In other words, they’re the most ridiculous-looking aliens in fiction, a figment of Vonnegut’s childlike imagination come to life, and they’re rendered with suitable absurdity in the play. Maybe a spinoff one-act for the Tralfamadorians, too?

Coming Unstuck in Time

As the hundred-odd scenes of the show cascade over you, it’s a true mark of the adapter’s craft that you don’t lose the thread of the plot nor the essential humanity of the characters, who might seem like chess pieces shuffled around the lifetime-spanning narrative in less deft hands. You are battered about by the wondrous and awful events of the protagonist’s life as he is experiencing them right now, in the eternal unstuck present. I was accompanied by illustrator Mark Allender, who only vaguely remembered the book from 15 years ago, and he confirmed that the plot was 100% follow-able.

The play’s masterstroke is the casting of the three Billy Pilgrims. He’s played as a wide-eyed Army private witnessing the unspeakable horrors of Dresden by Robert Bergin. Erik Gratton is Middle Period Pilgrim, the errant middle-aged optometrist/plane crash survivor/alien zoo porn star consort. Todd Jefferson Moore plays Old Man Pilgrim, a driven oddball burdened with spreading the liberating philosophy of the Tralfamadorians. They’re three distinct characters played vividly and quite divergently by three different-looking men but the overall effect is strangely harmonious.

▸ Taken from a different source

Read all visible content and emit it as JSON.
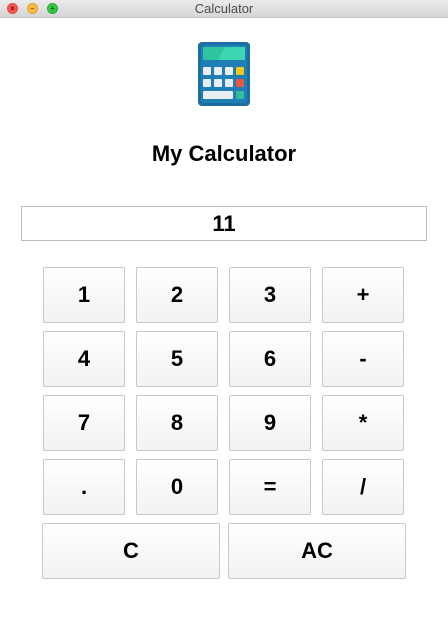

Whatever unseen directorial gambit tethered these three characters together, it worked. At the point in the third act in which they speak in unison, they become fragments of a single entity bound by the weight of collectively (and simultaneously) lived experience. When Pilgrim is killed they are all dying, always will be dying, always have been dying. You empathize with the humanity of these three beings as one singular entity and in doing so you get a real glimpse into the Tralfamadorian’s truth about time and death, Billy Pilgrim’s dying message. You can’t ask for more from an adaptation than that.